--- Dataset content ---

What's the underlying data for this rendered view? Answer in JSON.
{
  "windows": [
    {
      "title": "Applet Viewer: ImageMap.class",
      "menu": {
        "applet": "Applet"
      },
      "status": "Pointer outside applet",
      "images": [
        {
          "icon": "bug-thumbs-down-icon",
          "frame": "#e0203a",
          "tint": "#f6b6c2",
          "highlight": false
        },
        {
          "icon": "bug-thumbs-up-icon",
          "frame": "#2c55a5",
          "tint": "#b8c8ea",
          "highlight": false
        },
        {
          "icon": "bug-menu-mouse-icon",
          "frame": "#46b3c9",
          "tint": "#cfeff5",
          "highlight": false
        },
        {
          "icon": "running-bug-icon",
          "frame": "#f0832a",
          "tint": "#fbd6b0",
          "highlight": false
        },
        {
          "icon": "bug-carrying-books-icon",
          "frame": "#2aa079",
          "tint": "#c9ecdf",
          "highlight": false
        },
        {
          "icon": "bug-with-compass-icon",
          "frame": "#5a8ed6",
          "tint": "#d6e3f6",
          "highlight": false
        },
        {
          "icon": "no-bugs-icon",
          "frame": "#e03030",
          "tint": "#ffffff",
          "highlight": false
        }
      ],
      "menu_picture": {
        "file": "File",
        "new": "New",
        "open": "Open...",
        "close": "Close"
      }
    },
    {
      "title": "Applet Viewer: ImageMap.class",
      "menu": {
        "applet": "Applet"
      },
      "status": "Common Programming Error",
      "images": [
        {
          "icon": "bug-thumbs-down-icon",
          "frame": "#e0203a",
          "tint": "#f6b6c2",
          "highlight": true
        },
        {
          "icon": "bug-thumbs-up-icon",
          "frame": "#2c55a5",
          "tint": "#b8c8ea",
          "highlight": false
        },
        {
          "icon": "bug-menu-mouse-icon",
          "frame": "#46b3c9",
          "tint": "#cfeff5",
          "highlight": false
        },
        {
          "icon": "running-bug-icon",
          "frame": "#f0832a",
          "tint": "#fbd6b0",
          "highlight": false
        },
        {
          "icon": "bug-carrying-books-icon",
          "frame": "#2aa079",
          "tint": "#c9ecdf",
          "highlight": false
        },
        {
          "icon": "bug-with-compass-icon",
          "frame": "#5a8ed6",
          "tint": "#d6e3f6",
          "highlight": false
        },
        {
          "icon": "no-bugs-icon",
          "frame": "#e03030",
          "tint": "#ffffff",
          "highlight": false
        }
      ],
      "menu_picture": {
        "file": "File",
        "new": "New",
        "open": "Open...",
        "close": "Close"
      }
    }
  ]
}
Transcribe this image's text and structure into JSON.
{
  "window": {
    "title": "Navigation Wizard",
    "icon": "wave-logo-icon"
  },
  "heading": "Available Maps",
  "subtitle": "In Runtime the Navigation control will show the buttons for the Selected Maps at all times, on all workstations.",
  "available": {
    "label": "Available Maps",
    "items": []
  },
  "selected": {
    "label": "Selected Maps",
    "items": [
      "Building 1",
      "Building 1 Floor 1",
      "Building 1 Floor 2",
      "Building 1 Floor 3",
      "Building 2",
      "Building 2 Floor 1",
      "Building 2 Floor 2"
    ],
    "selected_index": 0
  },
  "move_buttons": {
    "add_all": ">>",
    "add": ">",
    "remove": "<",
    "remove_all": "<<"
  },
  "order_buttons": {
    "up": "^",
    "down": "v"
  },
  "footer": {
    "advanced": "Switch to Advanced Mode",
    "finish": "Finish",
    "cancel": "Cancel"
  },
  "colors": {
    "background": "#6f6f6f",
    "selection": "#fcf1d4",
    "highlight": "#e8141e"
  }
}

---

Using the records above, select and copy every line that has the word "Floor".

      "Building 1 Floor 1",
      "Building 1 Floor 2",
      "Building 1 Floor 3",
      "Building 2 Floor 1",
      "Building 2 Floor 2"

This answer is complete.